  • Transcript

    LESLIE: Paul in Connecticut is dealing with a situation with his wood deck. What’s going on, Paul. Tell us about the problem.

     
    PAUL: Hey, thank you so much for talking to me. I love your show. I get to hear a lot of good information from you.
     
    TOM: Well, thank you.
     
    LESLIE: Thanks.
     
    PAUL: I have a deck and the nails are coming [out of] (ph) the deck and I’m not sure if it’s because I haven’t maintained the deck properly but every so often I’ll catch my foot on it and I’ll have to hammer it down. It’s happening quite a lot. Somebody suggested that I take out the nails and put screws (beeping sound), which seemed like an awful lot of work and I thought maybe there’d be an easier solution.
     
    TOM: Well, if you just press the nails down or hammer the nails back down in the same hole, they’re going to push back up again. As wood expands and contracts and based on the type of nails that was used originally, if they’re starting to loosen up and sort of press out of the board, that’s going to be something that repeats itself; so you really have two options. You can either pull the nail out, replace it with a screw; or you can hit a second nail in and slightly overlap the heads of the first one with the second one.
     
    LESLIE: So it’ll hold that first one.
     
    PAUL: Oh, OK.
     
    TOM: That will hold it down. Right, exactly.
     
    PAUL: Yep, that’s a better option than just hammering it back in then. That makes sense.
     
    TOM: Yeah. Yeah, because if you hammer it back in, it’s just going to pop back up again.
     
    PAUL: Is there anything I should be doing to treat the deck, to prevent it?
     
    LESLIE: Well, I mean there’s nothing that you can do that’s going to prevent the movement besides, you know, replacing the nails with screws – which won’t back out. But you should be doing pretty much annual maintenance to your deck. You want to make sure, first of all, that nothing is rotted; especially in the structural areas – all of the supports and the building beneath the decking itself – just to make sure everything is safe and, you know, for your family to use during the summer months. Then you want to make sure you give it a good cleaning at the beginning of the season; you know, with a pressure washer. Don’t be too aggressive with it. Kind of go lightly onto the wood surface.
     
    Then you want to assess what’s going on with the finish of the wood. If it seems like its really dry or the stain is, you know, not looking as good as it used to, you can address those situations by either stripping what’s on there, adding a solid-color stain. It really depends on what the deck looks like and what you want it to look like.
     
    PAUL: Well, thank you very much. That answers my questions.
     
    TOM: Paul, good luck with that project. Thanks so much for calling us at 1-888-MONEY-PIT.

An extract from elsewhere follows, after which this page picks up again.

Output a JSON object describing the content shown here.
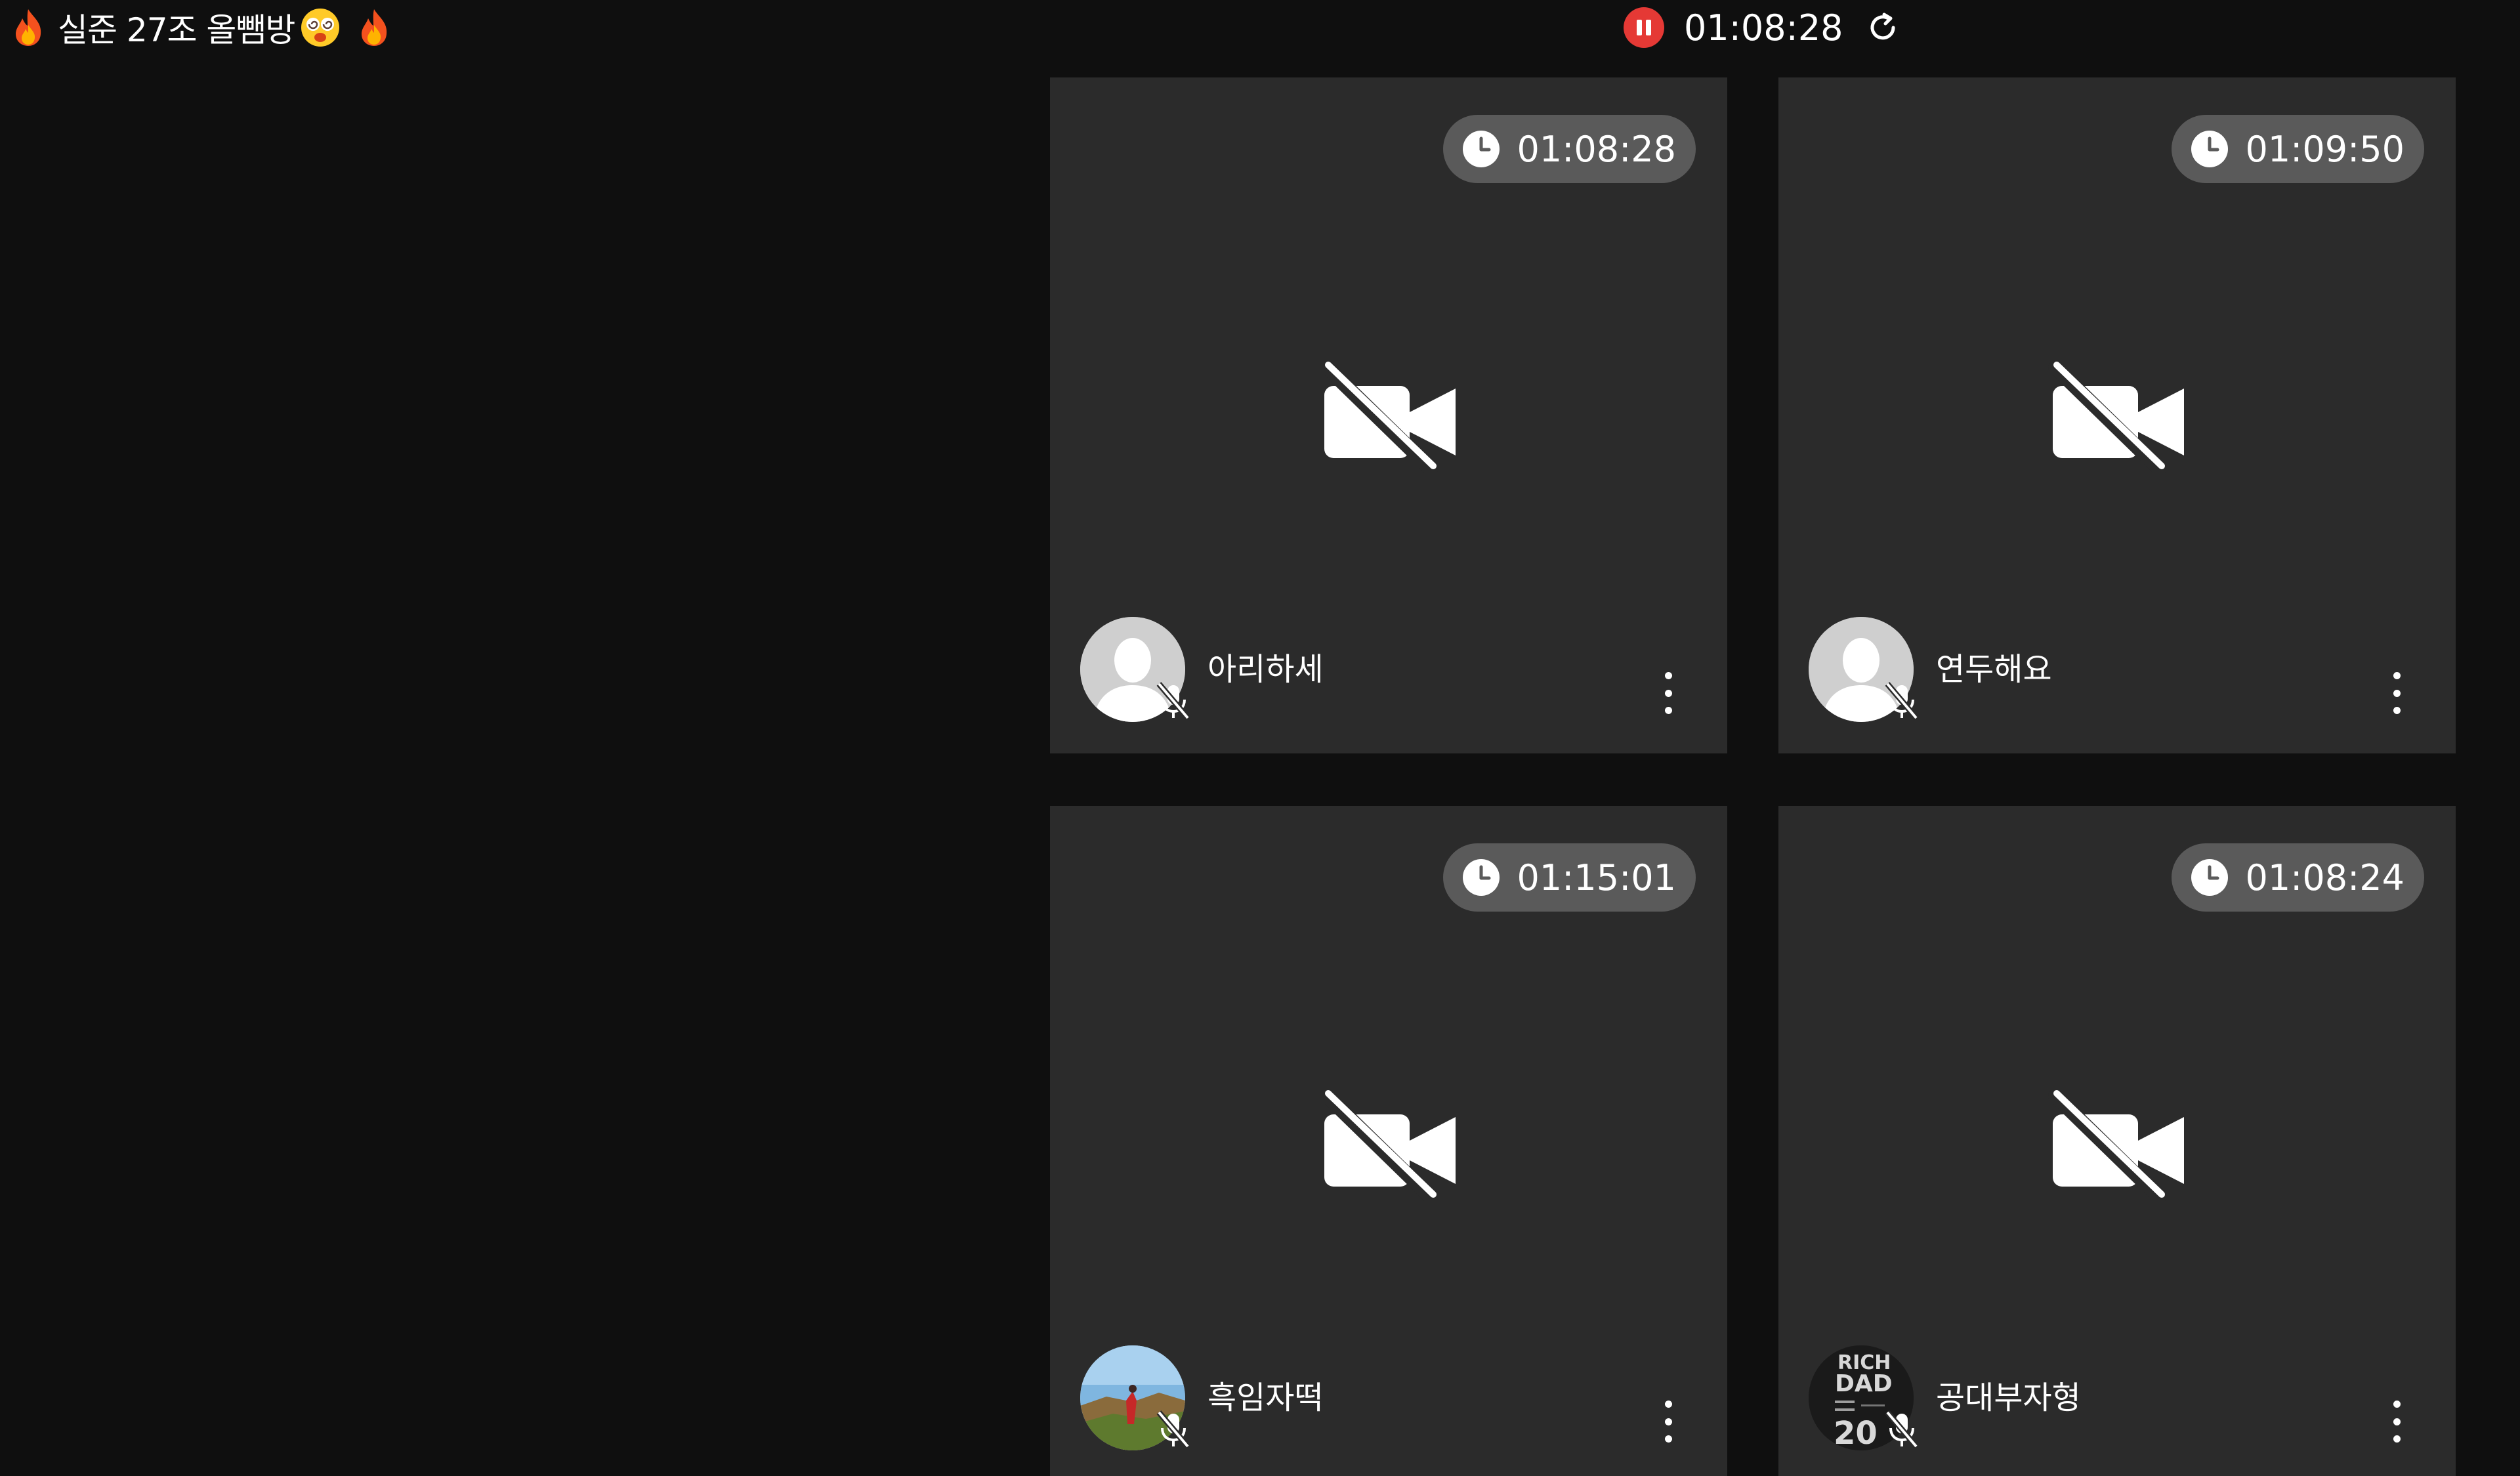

Leave a Reply

RECOMMENDED FOR YOU

More tips, ideas and inspiration to fuel your next home improvement, remodeling or décor project!

[i]
[i]